Hip-hop has also extracted the catalog of Withers, including Kanye West, whose “Roses” is a riff on “Rosie”, a song that has been left out with Withers. Menagerieand Dr. Dre, who sampled “Grandma’s Hands” from “No Diggity” by Blackstreet. And of course, there are a lot of covers of Withers music, including “Lean on Me”, a pop hit for Club Nouveau in 1986, and “Who Is He (And What Is He to You)? “,” Which was covered by Gladys Knight and the Pips, Creative Source and Meshell Ndegeocello.
My most lasting memory of Withers’ music is actually a memory of my father. It was a rainy summer afternoon in the mid-1970s, and I know it was a Sunday because my father worked six days a week. While I was sitting on the living room floor, my father sat in the dark on the couch – a glass of black liquor nearby – and listened to Bill Withers. Live at Carnegie Hall. The album was recorded in October 1972, just after the release of Always BillThe second single from “Use Me”, released as a double album in the spring of 1973. I hardly remember hearing the album that day, except with Withers telling the public how the percussionist Bobbye Hall reminded him of his grandmother .
Years later, I came back to this album, listening to Withers’ brilliant anti-war anthem, “I Can’t Write Left-Left”; “Leave me in your life,” which Aretha Franklin covered later that year; and the closest, which combined Withers’ own “Harlem” with the “Cold Bologna” of the Isley Brothers. I realized that Bill Withers wrote songs for people, often black people, who weren’t so in love with transcending pain in their lives that they just found a moment or two to experience pain, like my father that day on the couch. Bill Withers’ music gave people the right to control their pain, and therefore to have the joy that came with dawn.

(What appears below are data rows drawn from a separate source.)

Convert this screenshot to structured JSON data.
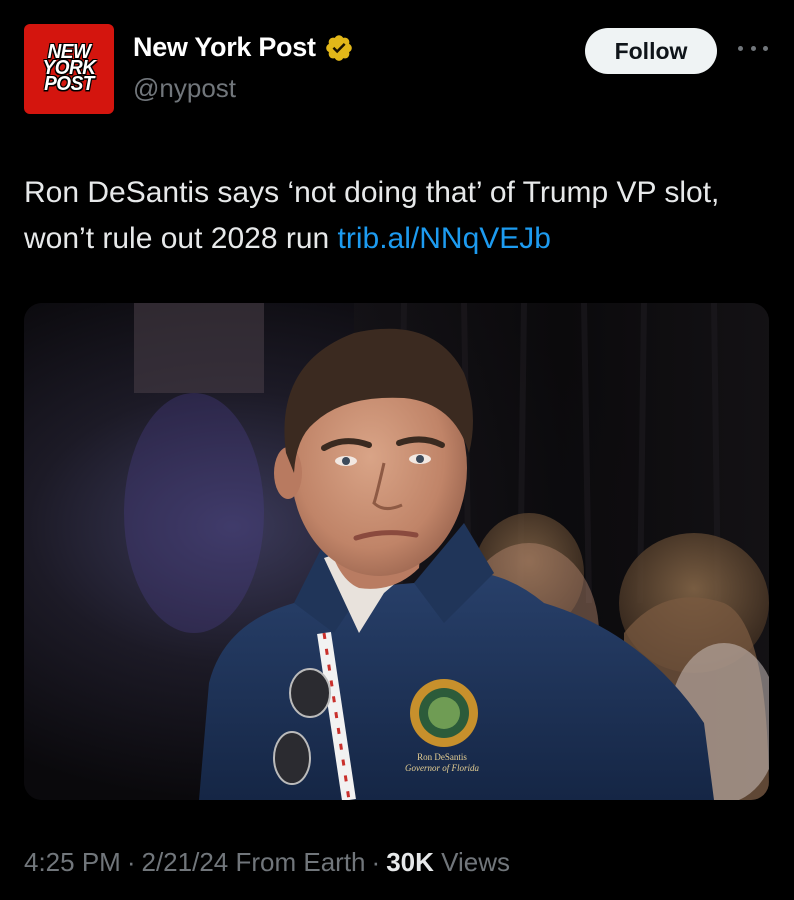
{
  "account": {
    "avatar_lines": [
      "NEW",
      "YORK",
      "POST"
    ],
    "name": "New York Post",
    "handle": "@nypost",
    "verified": true,
    "verified_icon": "verified-badge-icon",
    "badge_color": "#e2b719"
  },
  "actions": {
    "follow_label": "Follow",
    "more_icon": "more-options-icon"
  },
  "tweet": {
    "text": "Ron DeSantis says ‘not doing that’ of Trump VP slot, won’t rule out 2028 run",
    "link_text": "trib.al/NNqVEJb"
  },
  "media": {
    "jacket_seal_name": "Ron DeSantis",
    "jacket_seal_title": "Governor of Florida"
  },
  "meta": {
    "time": "4:25 PM",
    "date": "2/21/24",
    "source": "From Earth",
    "views_count": "30K",
    "views_label": "Views"
  },
  "colors": {
    "background": "#000000",
    "text_primary": "#e7e9ea",
    "text_secondary": "#71767b",
    "link": "#1d9bf0",
    "avatar_red": "#d4150e"
  }
}
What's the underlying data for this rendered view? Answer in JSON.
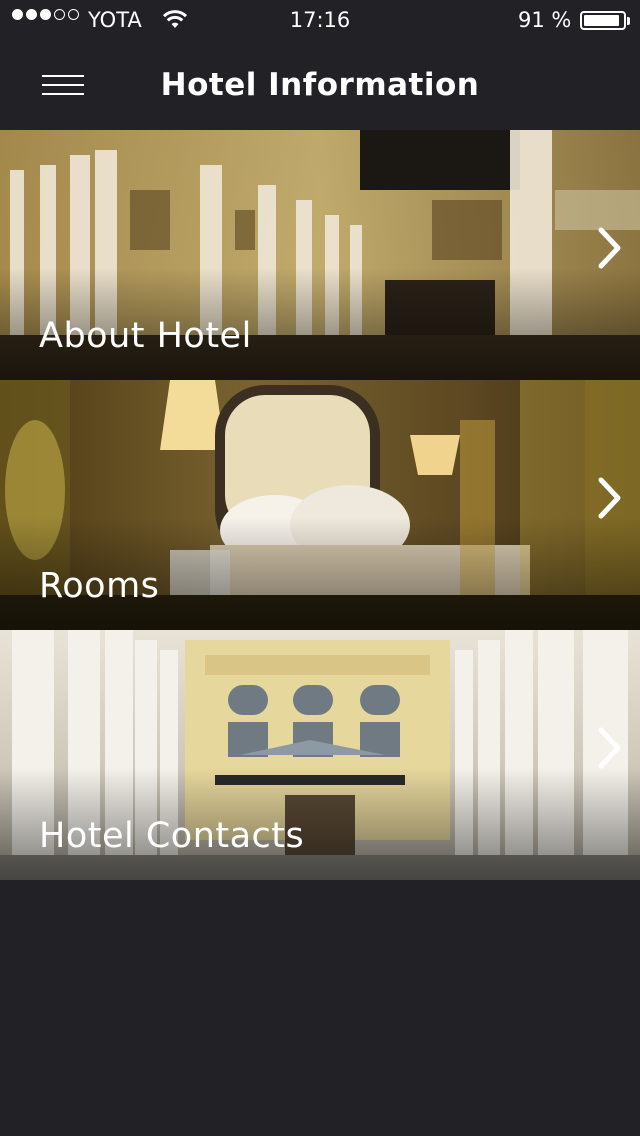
{
  "status_bar": {
    "carrier": "YOTA",
    "time": "17:16",
    "battery_percent": "91 %",
    "battery_level": 0.91,
    "signal_bars_filled": 3,
    "signal_bars_total": 5
  },
  "nav": {
    "title": "Hotel Information",
    "menu_icon": "hamburger-menu-icon"
  },
  "cards": [
    {
      "label": "About Hotel",
      "icon": "chevron-right-icon"
    },
    {
      "label": "Rooms",
      "icon": "chevron-right-icon"
    },
    {
      "label": "Hotel Contacts",
      "icon": "chevron-right-icon"
    }
  ],
  "colors": {
    "background": "#222125",
    "text": "#ffffff"
  }
}
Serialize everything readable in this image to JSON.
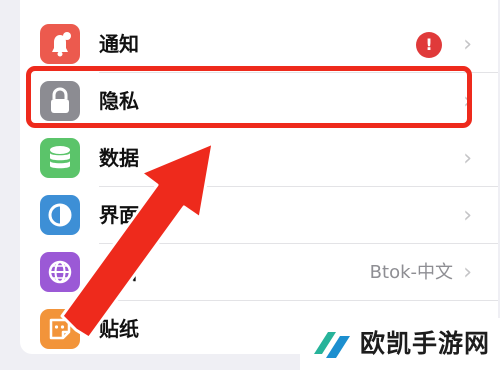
{
  "settings": {
    "rows": [
      {
        "label": "通知",
        "icon": "notification-bell-icon",
        "icon_color": "#ec5a4e",
        "badge": "!"
      },
      {
        "label": "隐私",
        "icon": "privacy-lock-icon",
        "icon_color": "#8c8c92"
      },
      {
        "label": "数据",
        "icon": "data-database-icon",
        "icon_color": "#5bc46a"
      },
      {
        "label": "界面",
        "icon": "interface-theme-icon",
        "icon_color": "#3d8fd6"
      },
      {
        "label": "语言",
        "icon": "language-globe-icon",
        "icon_color": "#9b59d6",
        "value": "Btok-中文"
      },
      {
        "label": "贴纸",
        "icon": "sticker-icon",
        "icon_color": "#f2943a"
      }
    ],
    "chevron": "›"
  },
  "annotation": {
    "highlight_color": "#ee2a1c"
  },
  "watermark": {
    "text": "欧凯手游网"
  }
}
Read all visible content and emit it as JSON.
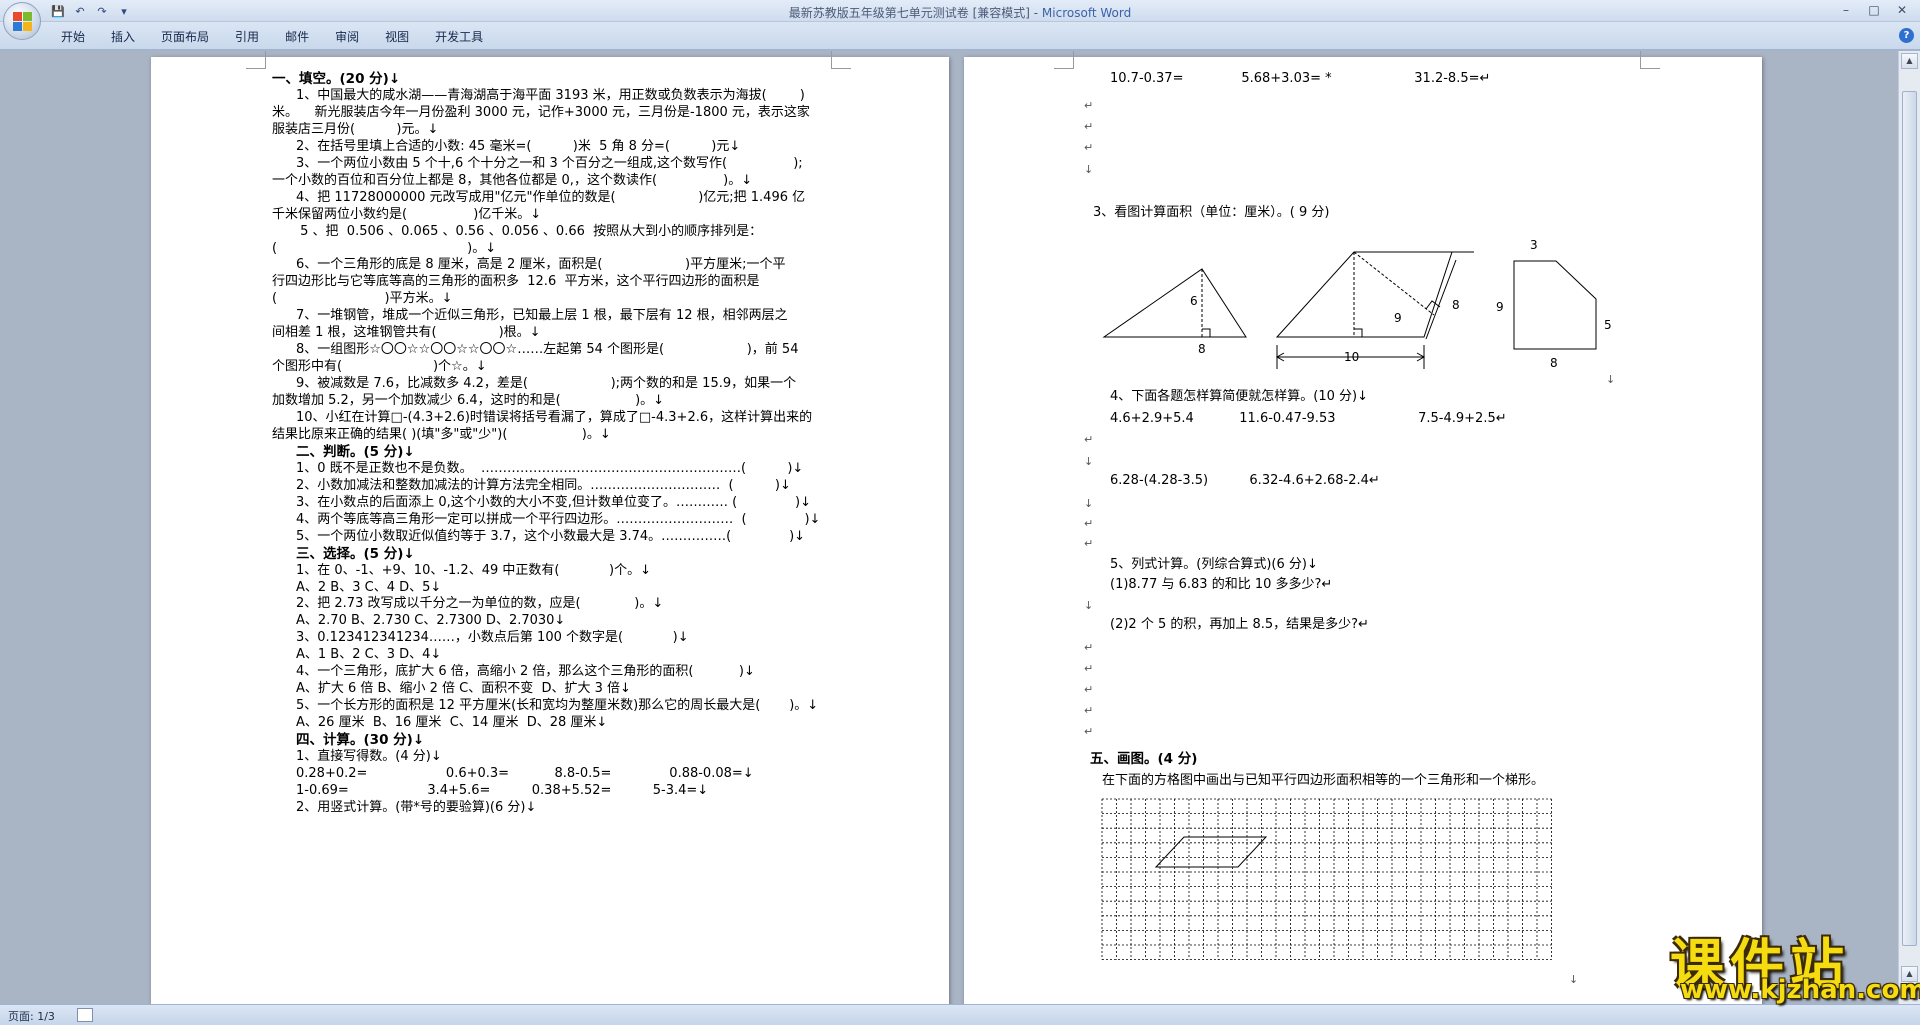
{
  "titlebar": {
    "doc_title": "最新苏教版五年级第七单元测试卷 [兼容模式] - ",
    "app_name": "Microsoft Word",
    "qat_save": "💾",
    "qat_undo": "↶",
    "qat_redo": "↷",
    "qat_more": "▾",
    "min": "–",
    "max": "□",
    "close": "✕"
  },
  "ribbon": {
    "tabs": [
      "开始",
      "插入",
      "页面布局",
      "引用",
      "邮件",
      "审阅",
      "视图",
      "开发工具"
    ],
    "help": "?"
  },
  "page1": {
    "lines": [
      "一、填空。(20 分)↓",
      "1、中国最大的咸水湖——青海湖高于海平面 3193 米，用正数或负数表示为海拔(        )",
      "米。    新光服装店今年一月份盈利 3000 元，记作+3000 元，三月份是-1800 元，表示这家",
      "服装店三月份(          )元。↓",
      "2、在括号里填上合适的小数: 45 毫米=(          )米  5 角 8 分=(          )元↓",
      "3、一个两位小数由 5 个十,6 个十分之一和 3 个百分之一组成,这个数写作(                );",
      "一个小数的百位和百分位上都是 8，其他各位都是 0,，这个数读作(                )。↓",
      "4、把 11728000000 元改写成用\"亿元\"作单位的数是(                    )亿元;把 1.496 亿",
      "千米保留两位小数约是(                )亿千米。↓",
      " 5 、把  0.506 、0.065 、0.56 、0.056 、0.66  按照从大到小的顺序排列是：",
      "(                                              )。↓",
      "6、一个三角形的底是 8 厘米，高是 2 厘米，面积是(                    )平方厘米;一个平",
      "行四边形比与它等底等高的三角形的面积多  12.6  平方米，这个平行四边形的面积是",
      "(                          )平方米。↓",
      "7、一堆钢管，堆成一个近似三角形，已知最上层 1 根，最下层有 12 根，相邻两层之",
      "间相差 1 根，这堆钢管共有(               )根。↓",
      "8、一组图形☆〇〇☆☆〇〇☆☆〇〇☆……左起第 54 个图形是(                    )，前 54",
      "个图形中有(                      )个☆。↓",
      "9、被减数是 7.6，比减数多 4.2，差是(                    );两个数的和是 15.9，如果一个",
      "加数增加 5.2，另一个加数减少 6.4，这时的和是(                  )。↓",
      "10、小红在计算□-(4.3+2.6)时错误将括号看漏了，算成了□-4.3+2.6，这样计算出来的",
      "结果比原来正确的结果( )(填\"多\"或\"少\")(                  )。↓",
      "二、判断。(5 分)↓",
      "1、0 既不是正数也不是负数。  ……………………………………………………(          )↓",
      "2、小数加减法和整数加减法的计算方法完全相同。…………………………  (          )↓",
      "3、在小数点的后面添上 0,这个小数的大小不变,但计数单位变了。………… (              )↓",
      "4、两个等底等高三角形一定可以拼成一个平行四边形。………………………  (              )↓",
      "5、一个两位小数取近似值约等于 3.7，这个小数最大是 3.74。……………(              )↓",
      "三、选择。(5 分)↓",
      "1、在 0、-1、+9、10、-1.2、49 中正数有(            )个。↓",
      "A、2 B、3 C、4 D、5↓",
      "2、把 2.73 改写成以千分之一为单位的数，应是(             )。↓",
      "A、2.70 B、2.730 C、2.7300 D、2.7030↓",
      "3、0.123412341234……，小数点后第 100 个数字是(            )↓",
      "A、1 B、2 C、3 D、4↓",
      "4、一个三角形，底扩大 6 倍，高缩小 2 倍，那么这个三角形的面积(           )↓",
      "A、扩大 6 倍 B、缩小 2 倍 C、面积不变  D、扩大 3 倍↓",
      "5、一个长方形的面积是 12 平方厘米(长和宽均为整厘米数)那么它的周长最大是(       )。↓",
      "A、26 厘米  B、16 厘米  C、14 厘米  D、28 厘米↓",
      "四、计算。(30 分)↓",
      "1、直接写得数。(4 分)↓",
      "0.28+0.2=                   0.6+0.3=           8.8-0.5=              0.88-0.08=↓",
      "1-0.69=                   3.4+5.6=          0.38+5.52=          5-3.4=↓",
      "2、用竖式计算。(带*号的要验算)(6 分)↓"
    ]
  },
  "page2": {
    "calc_line": "10.7-0.37=              5.68+3.03= *                    31.2-8.5=↵",
    "q3": "3、看图计算面积（单位：厘米）。( 9 分)",
    "fig1": {
      "h": "6",
      "b": "8"
    },
    "fig2": {
      "h": "9",
      "s": "8",
      "b": "10"
    },
    "fig3": {
      "top": "3",
      "left": "9",
      "right": "5",
      "bottom": "8"
    },
    "q4": "4、下面各题怎样算简便就怎样算。(10 分)↓",
    "q4_row1": "4.6+2.9+5.4           11.6-0.47-9.53                    7.5-4.9+2.5↵",
    "q4_row2": "6.28-(4.28-3.5)          6.32-4.6+2.68-2.4↵",
    "q5": "5、列式计算。(列综合算式)(6 分)↓",
    "q5_1": "(1)8.77 与 6.83 的和比 10 多多少?↵",
    "q5_2": "(2)2 个 5 的积，再加上 8.5，结果是多少?↵",
    "s5": "五、画图。(4 分)",
    "s5_text": "在下面的方格图中画出与已知平行四边形面积相等的一个三角形和一个梯形。",
    "para": "↵",
    "down": "↓"
  },
  "statusbar": {
    "page": "页面: 1/3"
  },
  "watermark": {
    "main": "课件站",
    "sub": "www.kjzhan.com"
  }
}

Mark Anthony Neal is James B. Duke Professor of African and African American Studies at Duke University and author of several books, including In Search of Leroy: Illegible Black Masculinities and the next Black mayflies: the challenge and the crisis of the musical archives.